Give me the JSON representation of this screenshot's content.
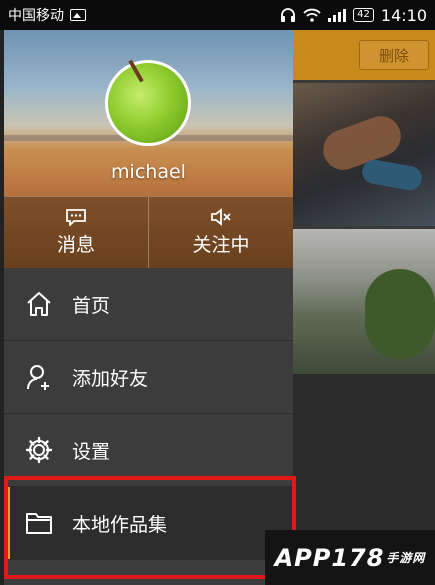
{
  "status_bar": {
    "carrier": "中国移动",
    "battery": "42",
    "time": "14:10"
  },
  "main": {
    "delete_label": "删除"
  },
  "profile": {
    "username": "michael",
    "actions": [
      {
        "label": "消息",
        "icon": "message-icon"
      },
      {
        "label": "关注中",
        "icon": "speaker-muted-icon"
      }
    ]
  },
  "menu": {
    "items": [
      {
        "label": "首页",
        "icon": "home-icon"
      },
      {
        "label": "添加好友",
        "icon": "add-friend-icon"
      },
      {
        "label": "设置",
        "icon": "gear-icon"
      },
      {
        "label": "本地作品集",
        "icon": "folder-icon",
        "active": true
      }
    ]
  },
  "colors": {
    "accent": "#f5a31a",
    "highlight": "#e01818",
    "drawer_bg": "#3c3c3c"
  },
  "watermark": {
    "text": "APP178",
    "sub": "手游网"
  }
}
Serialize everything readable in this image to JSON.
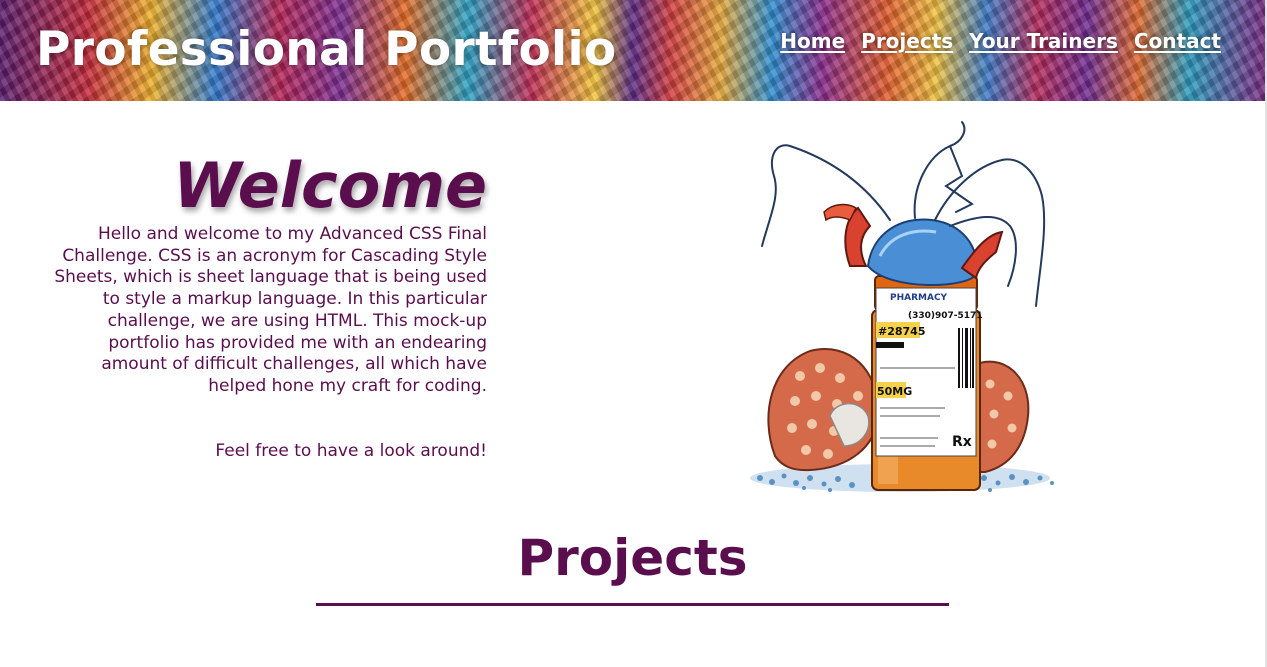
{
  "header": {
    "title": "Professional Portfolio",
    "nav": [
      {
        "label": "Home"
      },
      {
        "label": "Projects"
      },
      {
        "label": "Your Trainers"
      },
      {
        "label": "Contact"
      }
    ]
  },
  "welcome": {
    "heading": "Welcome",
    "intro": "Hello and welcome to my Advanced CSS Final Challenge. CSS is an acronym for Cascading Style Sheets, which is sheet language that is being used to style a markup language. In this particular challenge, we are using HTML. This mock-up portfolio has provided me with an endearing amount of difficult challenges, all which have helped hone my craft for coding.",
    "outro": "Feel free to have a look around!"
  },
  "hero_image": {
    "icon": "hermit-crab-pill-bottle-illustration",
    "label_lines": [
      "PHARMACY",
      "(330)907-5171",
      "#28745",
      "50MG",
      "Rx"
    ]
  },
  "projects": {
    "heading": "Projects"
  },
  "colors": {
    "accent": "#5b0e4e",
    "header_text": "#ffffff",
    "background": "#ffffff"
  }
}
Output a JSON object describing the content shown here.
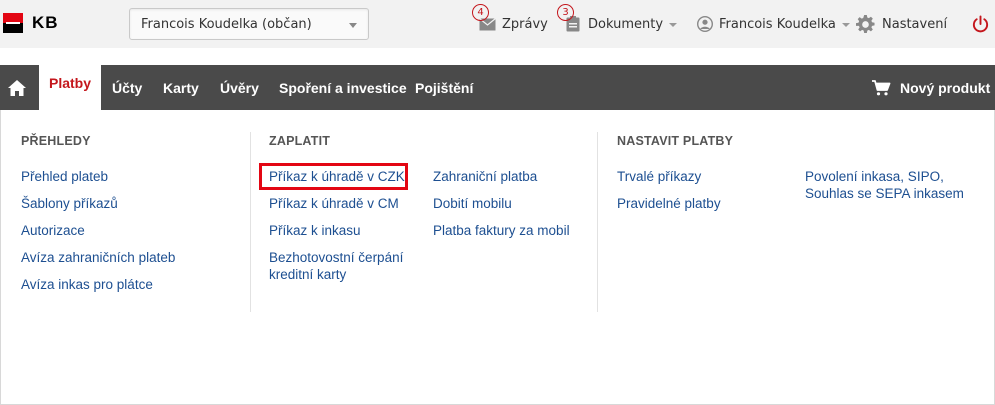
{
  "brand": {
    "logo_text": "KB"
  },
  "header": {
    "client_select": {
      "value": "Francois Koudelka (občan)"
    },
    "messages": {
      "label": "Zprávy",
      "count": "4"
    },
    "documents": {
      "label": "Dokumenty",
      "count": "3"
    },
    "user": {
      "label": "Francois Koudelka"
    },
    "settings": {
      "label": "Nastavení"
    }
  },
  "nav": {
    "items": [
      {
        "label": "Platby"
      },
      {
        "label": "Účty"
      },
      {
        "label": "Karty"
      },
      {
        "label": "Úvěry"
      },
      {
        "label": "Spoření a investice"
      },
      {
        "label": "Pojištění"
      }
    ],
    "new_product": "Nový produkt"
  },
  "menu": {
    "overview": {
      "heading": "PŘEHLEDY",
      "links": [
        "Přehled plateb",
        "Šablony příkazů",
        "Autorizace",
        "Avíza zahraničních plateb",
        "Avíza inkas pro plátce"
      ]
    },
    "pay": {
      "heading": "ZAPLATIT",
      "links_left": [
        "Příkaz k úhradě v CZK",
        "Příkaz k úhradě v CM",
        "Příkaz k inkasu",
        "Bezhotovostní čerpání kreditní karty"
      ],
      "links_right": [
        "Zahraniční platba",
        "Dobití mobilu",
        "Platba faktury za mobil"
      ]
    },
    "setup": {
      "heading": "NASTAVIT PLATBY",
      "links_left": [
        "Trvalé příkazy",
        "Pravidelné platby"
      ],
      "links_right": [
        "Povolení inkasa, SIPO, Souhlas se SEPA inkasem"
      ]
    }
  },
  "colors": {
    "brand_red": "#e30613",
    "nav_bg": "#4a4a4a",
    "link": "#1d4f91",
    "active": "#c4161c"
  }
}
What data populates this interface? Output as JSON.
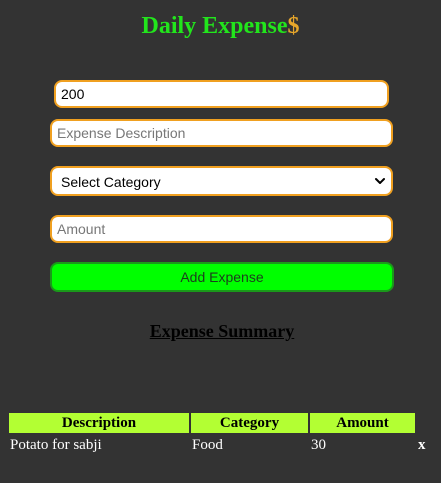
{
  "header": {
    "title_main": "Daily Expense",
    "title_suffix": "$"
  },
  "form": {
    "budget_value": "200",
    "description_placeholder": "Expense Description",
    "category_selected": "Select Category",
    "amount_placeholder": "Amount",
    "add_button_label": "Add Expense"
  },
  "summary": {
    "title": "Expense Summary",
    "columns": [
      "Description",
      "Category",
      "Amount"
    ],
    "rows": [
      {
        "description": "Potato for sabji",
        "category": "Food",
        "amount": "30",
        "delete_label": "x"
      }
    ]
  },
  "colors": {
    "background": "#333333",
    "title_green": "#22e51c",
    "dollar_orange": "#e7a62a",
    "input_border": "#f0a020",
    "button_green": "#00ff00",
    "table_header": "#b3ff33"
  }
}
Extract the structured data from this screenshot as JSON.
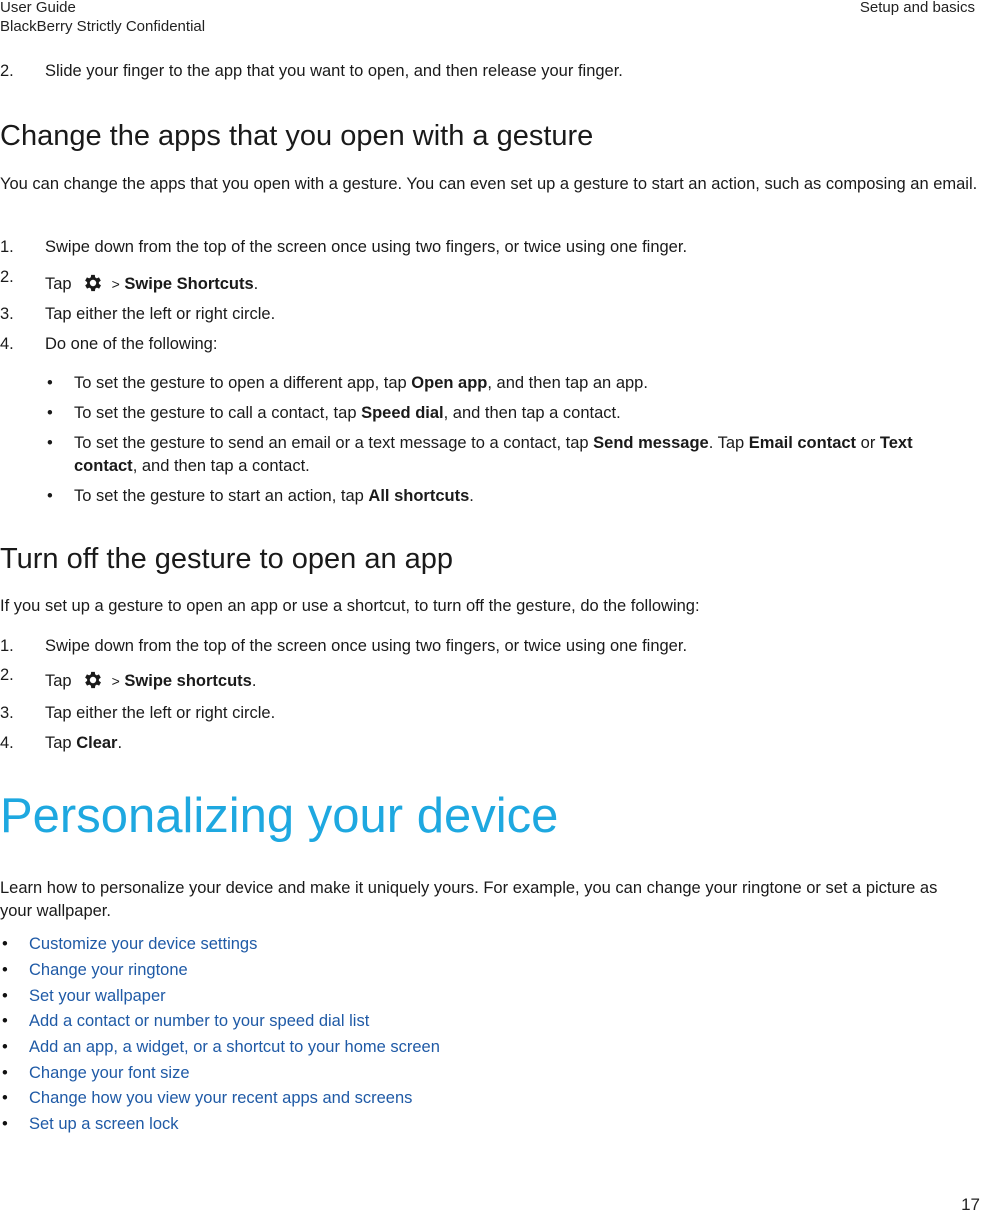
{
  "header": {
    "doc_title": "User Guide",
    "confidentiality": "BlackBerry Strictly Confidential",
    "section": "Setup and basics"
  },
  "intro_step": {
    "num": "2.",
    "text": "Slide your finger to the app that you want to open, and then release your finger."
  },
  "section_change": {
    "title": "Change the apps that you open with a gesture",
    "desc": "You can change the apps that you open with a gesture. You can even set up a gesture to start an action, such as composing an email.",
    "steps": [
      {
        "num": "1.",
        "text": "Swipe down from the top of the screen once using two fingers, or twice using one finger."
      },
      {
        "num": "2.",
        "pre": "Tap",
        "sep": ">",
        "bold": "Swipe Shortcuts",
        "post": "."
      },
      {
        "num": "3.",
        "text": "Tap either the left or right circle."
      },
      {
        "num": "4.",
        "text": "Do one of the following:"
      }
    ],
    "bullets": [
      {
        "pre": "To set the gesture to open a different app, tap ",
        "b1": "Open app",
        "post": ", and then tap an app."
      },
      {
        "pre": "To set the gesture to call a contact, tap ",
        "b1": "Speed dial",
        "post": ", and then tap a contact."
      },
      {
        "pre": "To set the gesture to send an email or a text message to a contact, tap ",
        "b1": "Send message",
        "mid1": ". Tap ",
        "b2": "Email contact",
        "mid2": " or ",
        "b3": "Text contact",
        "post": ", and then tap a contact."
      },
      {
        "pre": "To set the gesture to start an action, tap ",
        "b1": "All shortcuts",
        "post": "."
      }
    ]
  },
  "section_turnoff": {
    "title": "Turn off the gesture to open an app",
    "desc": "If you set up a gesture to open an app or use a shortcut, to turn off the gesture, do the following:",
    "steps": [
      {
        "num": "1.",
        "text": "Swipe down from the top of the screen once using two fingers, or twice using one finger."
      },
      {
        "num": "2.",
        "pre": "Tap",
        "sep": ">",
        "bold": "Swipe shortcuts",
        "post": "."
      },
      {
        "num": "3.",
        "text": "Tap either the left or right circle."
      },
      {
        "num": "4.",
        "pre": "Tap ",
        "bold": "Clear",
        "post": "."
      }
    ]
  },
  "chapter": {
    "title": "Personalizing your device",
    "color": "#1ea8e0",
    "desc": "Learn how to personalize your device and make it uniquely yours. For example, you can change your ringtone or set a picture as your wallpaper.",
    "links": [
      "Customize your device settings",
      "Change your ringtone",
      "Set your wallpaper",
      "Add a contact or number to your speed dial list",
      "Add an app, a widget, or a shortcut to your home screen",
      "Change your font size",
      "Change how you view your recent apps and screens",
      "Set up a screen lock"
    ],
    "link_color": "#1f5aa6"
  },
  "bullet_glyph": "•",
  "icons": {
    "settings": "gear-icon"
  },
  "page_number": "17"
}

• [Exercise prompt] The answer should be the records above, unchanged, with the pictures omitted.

• [Answer]
Give me the JSON representation of this screenshot's content.
{
  "status_bar": {
    "carrier": "中国移动",
    "battery": "42",
    "time": "14:10"
  },
  "main": {
    "delete_label": "删除"
  },
  "profile": {
    "username": "michael",
    "actions": [
      {
        "label": "消息",
        "icon": "message-icon"
      },
      {
        "label": "关注中",
        "icon": "speaker-muted-icon"
      }
    ]
  },
  "menu": {
    "items": [
      {
        "label": "首页",
        "icon": "home-icon"
      },
      {
        "label": "添加好友",
        "icon": "add-friend-icon"
      },
      {
        "label": "设置",
        "icon": "gear-icon"
      },
      {
        "label": "本地作品集",
        "icon": "folder-icon",
        "active": true
      }
    ]
  },
  "colors": {
    "accent": "#f5a31a",
    "highlight": "#e01818",
    "drawer_bg": "#3c3c3c"
  },
  "watermark": {
    "text": "APP178",
    "sub": "手游网"
  }
}
Serialize everything readable in this image to JSON.
{
  "header": {
    "title": "Professional Portfolio",
    "nav": [
      {
        "label": "Home"
      },
      {
        "label": "Projects"
      },
      {
        "label": "Your Trainers"
      },
      {
        "label": "Contact"
      }
    ]
  },
  "welcome": {
    "heading": "Welcome",
    "intro": "Hello and welcome to my Advanced CSS Final Challenge. CSS is an acronym for Cascading Style Sheets, which is sheet language that is being used to style a markup language. In this particular challenge, we are using HTML. This mock-up portfolio has provided me with an endearing amount of difficult challenges, all which have helped hone my craft for coding.",
    "outro": "Feel free to have a look around!"
  },
  "hero_image": {
    "icon": "hermit-crab-pill-bottle-illustration",
    "label_lines": [
      "PHARMACY",
      "(330)907-5171",
      "#28745",
      "50MG",
      "Rx"
    ]
  },
  "projects": {
    "heading": "Projects"
  },
  "colors": {
    "accent": "#5b0e4e",
    "header_text": "#ffffff",
    "background": "#ffffff"
  }
}
Output a JSON object describing the content shown here.
{
  "brand": {
    "logo_text": "KB"
  },
  "header": {
    "client_select": {
      "value": "Francois Koudelka (občan)"
    },
    "messages": {
      "label": "Zprávy",
      "count": "4"
    },
    "documents": {
      "label": "Dokumenty",
      "count": "3"
    },
    "user": {
      "label": "Francois Koudelka"
    },
    "settings": {
      "label": "Nastavení"
    }
  },
  "nav": {
    "items": [
      {
        "label": "Platby"
      },
      {
        "label": "Účty"
      },
      {
        "label": "Karty"
      },
      {
        "label": "Úvěry"
      },
      {
        "label": "Spoření a investice"
      },
      {
        "label": "Pojištění"
      }
    ],
    "new_product": "Nový produkt"
  },
  "menu": {
    "overview": {
      "heading": "PŘEHLEDY",
      "links": [
        "Přehled plateb",
        "Šablony příkazů",
        "Autorizace",
        "Avíza zahraničních plateb",
        "Avíza inkas pro plátce"
      ]
    },
    "pay": {
      "heading": "ZAPLATIT",
      "links_left": [
        "Příkaz k úhradě v CZK",
        "Příkaz k úhradě v CM",
        "Příkaz k inkasu",
        "Bezhotovostní čerpání kreditní karty"
      ],
      "links_right": [
        "Zahraniční platba",
        "Dobití mobilu",
        "Platba faktury za mobil"
      ]
    },
    "setup": {
      "heading": "NASTAVIT PLATBY",
      "links_left": [
        "Trvalé příkazy",
        "Pravidelné platby"
      ],
      "links_right": [
        "Povolení inkasa, SIPO, Souhlas se SEPA inkasem"
      ]
    }
  },
  "colors": {
    "brand_red": "#e30613",
    "nav_bg": "#4a4a4a",
    "link": "#1d4f91",
    "active": "#c4161c"
  }
}
What data populates this interface? Output as JSON.
{
  "header": {
    "title_main": "Daily Expense",
    "title_suffix": "$"
  },
  "form": {
    "budget_value": "200",
    "description_placeholder": "Expense Description",
    "category_selected": "Select Category",
    "amount_placeholder": "Amount",
    "add_button_label": "Add Expense"
  },
  "summary": {
    "title": "Expense Summary",
    "columns": [
      "Description",
      "Category",
      "Amount"
    ],
    "rows": [
      {
        "description": "Potato for sabji",
        "category": "Food",
        "amount": "30",
        "delete_label": "x"
      }
    ]
  },
  "colors": {
    "background": "#333333",
    "title_green": "#22e51c",
    "dollar_orange": "#e7a62a",
    "input_border": "#f0a020",
    "button_green": "#00ff00",
    "table_header": "#b3ff33"
  }
}
Extract the structured data from this screenshot as JSON.
{
  "header": {
    "doc_title": "User Guide",
    "confidentiality": "BlackBerry Strictly Confidential",
    "section": "Setup and basics"
  },
  "intro_step": {
    "num": "2.",
    "text": "Slide your finger to the app that you want to open, and then release your finger."
  },
  "section_change": {
    "title": "Change the apps that you open with a gesture",
    "desc": "You can change the apps that you open with a gesture. You can even set up a gesture to start an action, such as composing an email.",
    "steps": [
      {
        "num": "1.",
        "text": "Swipe down from the top of the screen once using two fingers, or twice using one finger."
      },
      {
        "num": "2.",
        "pre": "Tap",
        "sep": ">",
        "bold": "Swipe Shortcuts",
        "post": "."
      },
      {
        "num": "3.",
        "text": "Tap either the left or right circle."
      },
      {
        "num": "4.",
        "text": "Do one of the following:"
      }
    ],
    "bullets": [
      {
        "pre": "To set the gesture to open a different app, tap ",
        "b1": "Open app",
        "post": ", and then tap an app."
      },
      {
        "pre": "To set the gesture to call a contact, tap ",
        "b1": "Speed dial",
        "post": ", and then tap a contact."
      },
      {
        "pre": "To set the gesture to send an email or a text message to a contact, tap ",
        "b1": "Send message",
        "mid1": ". Tap ",
        "b2": "Email contact",
        "mid2": " or ",
        "b3": "Text contact",
        "post": ", and then tap a contact."
      },
      {
        "pre": "To set the gesture to start an action, tap ",
        "b1": "All shortcuts",
        "post": "."
      }
    ]
  },
  "section_turnoff": {
    "title": "Turn off the gesture to open an app",
    "desc": "If you set up a gesture to open an app or use a shortcut, to turn off the gesture, do the following:",
    "steps": [
      {
        "num": "1.",
        "text": "Swipe down from the top of the screen once using two fingers, or twice using one finger."
      },
      {
        "num": "2.",
        "pre": "Tap",
        "sep": ">",
        "bold": "Swipe shortcuts",
        "post": "."
      },
      {
        "num": "3.",
        "text": "Tap either the left or right circle."
      },
      {
        "num": "4.",
        "pre": "Tap ",
        "bold": "Clear",
        "post": "."
      }
    ]
  },
  "chapter": {
    "title": "Personalizing your device",
    "color": "#1ea8e0",
    "desc": "Learn how to personalize your device and make it uniquely yours. For example, you can change your ringtone or set a picture as your wallpaper.",
    "links": [
      "Customize your device settings",
      "Change your ringtone",
      "Set your wallpaper",
      "Add a contact or number to your speed dial list",
      "Add an app, a widget, or a shortcut to your home screen",
      "Change your font size",
      "Change how you view your recent apps and screens",
      "Set up a screen lock"
    ],
    "link_color": "#1f5aa6"
  },
  "bullet_glyph": "•",
  "icons": {
    "settings": "gear-icon"
  },
  "page_number": "17"
}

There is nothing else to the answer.